Strategic management was developed during the 1950s by Philip Selznick, Igor Ansoff, and Peter Drucker. During this period of time, strategic planning was through a wave of popularity not too different from traditional management. There has been enough time since the introduction of strategic management concepts to observe the results of strategic planning by military leaders, city planners, state agencies, and leadership. Drucker developed such concepts as management by objectives (MBO) and intellectual capital. During the 1970s, the study of strategic management was enhanced by General Electrics and the Strategic Planning Institute.

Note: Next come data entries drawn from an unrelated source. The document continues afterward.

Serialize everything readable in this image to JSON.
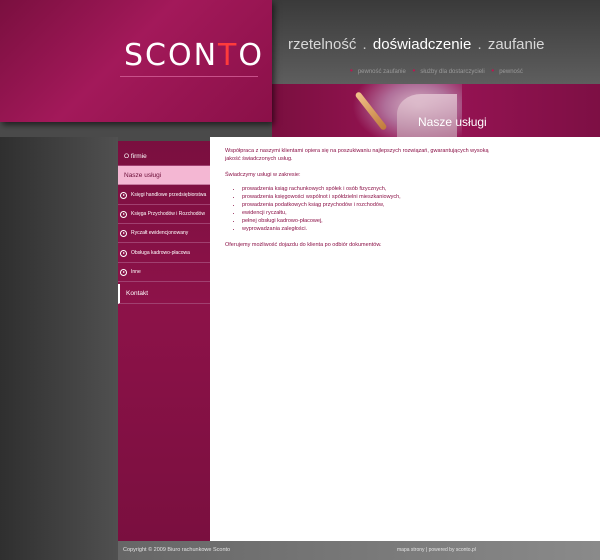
{
  "brand": {
    "logo_part1": "SCON",
    "logo_part2": "T",
    "logo_part3": "O",
    "accent_color": "#ff3b3b",
    "primary_color": "#8d1249"
  },
  "slogan": {
    "word1": "rzetelność",
    "sep1": ".",
    "word2": "doświadczenie",
    "sep2": ".",
    "word3": "zaufanie"
  },
  "tagline": {
    "item1": "pewność zaufanie",
    "item2": "służby dla dostarczycieli",
    "item3": "pewność"
  },
  "banner": {
    "section_title": "Nasze usługi"
  },
  "nav": {
    "items": [
      {
        "label": "O firmie"
      },
      {
        "label": "Nasze usługi"
      },
      {
        "label": "Księgi handlowe przedsiębiorstwa"
      },
      {
        "label": "Księga Przychodów i Rozchodów"
      },
      {
        "label": "Ryczałt ewidencjonowany"
      },
      {
        "label": "Obsługa kadrowo-płacowa"
      },
      {
        "label": "Inne"
      },
      {
        "label": "Kontakt"
      }
    ]
  },
  "content": {
    "intro": "Współpraca z naszymi klientami opiera się na poszukiwaniu najlepszych rozwiązań, gwarantujących wysoką jakość świadczonych usług.",
    "services_heading": "Świadczymy usługi w zakresie:",
    "services": [
      "prowadzenia ksiąg rachunkowych spółek i osób fizycznych,",
      "prowadzenia księgowości wspólnot i spółdzielni mieszkaniowych,",
      "prowadzenia podatkowych ksiąg przychodów i rozchodów,",
      "ewidencji ryczałtu,",
      "pełnej obsługi kadrowo-płacowej,",
      "wyprowadzania zaległości."
    ],
    "offer": "Oferujemy możliwość dojazdu do klienta po odbiór dokumentów."
  },
  "footer": {
    "copyright": "Copyright © 2009 Biuro rachunkowe Sconto",
    "sitemap": "mapa strony",
    "divider": "|",
    "powered": "powered by sconto.pl"
  }
}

These studies dealt with long-range planning and strategic planning based on the fact that long-range planning may be much more simply done; such operational planning extends over a period of time. During the 1980s, the following research whorled on strategic management concepts: Woo and Cooper, Levenson, and Traverso. In contrast to the 1950s, strategic management is occupied and takes into account the environment and complex social issues that form the context in which the planning is done and in which an institution is operated.
Strategic management is considered as a means of setting strategic goals or tasks for those organizations that are responsible for the operation of an institution. While long-range planning may be done by one person or a small group, such as a staff, strategic planning often involves a much wider array of employees in the process. Where strategic management is used to set the direction or mission for an institution, long-range management should adhere to the mission established in the strategic management process. As a result, strategic management has much more far-reaching goals than does long-range planning. The degrees of complexity of management can be viewed by looking at what has been achieved in the organization.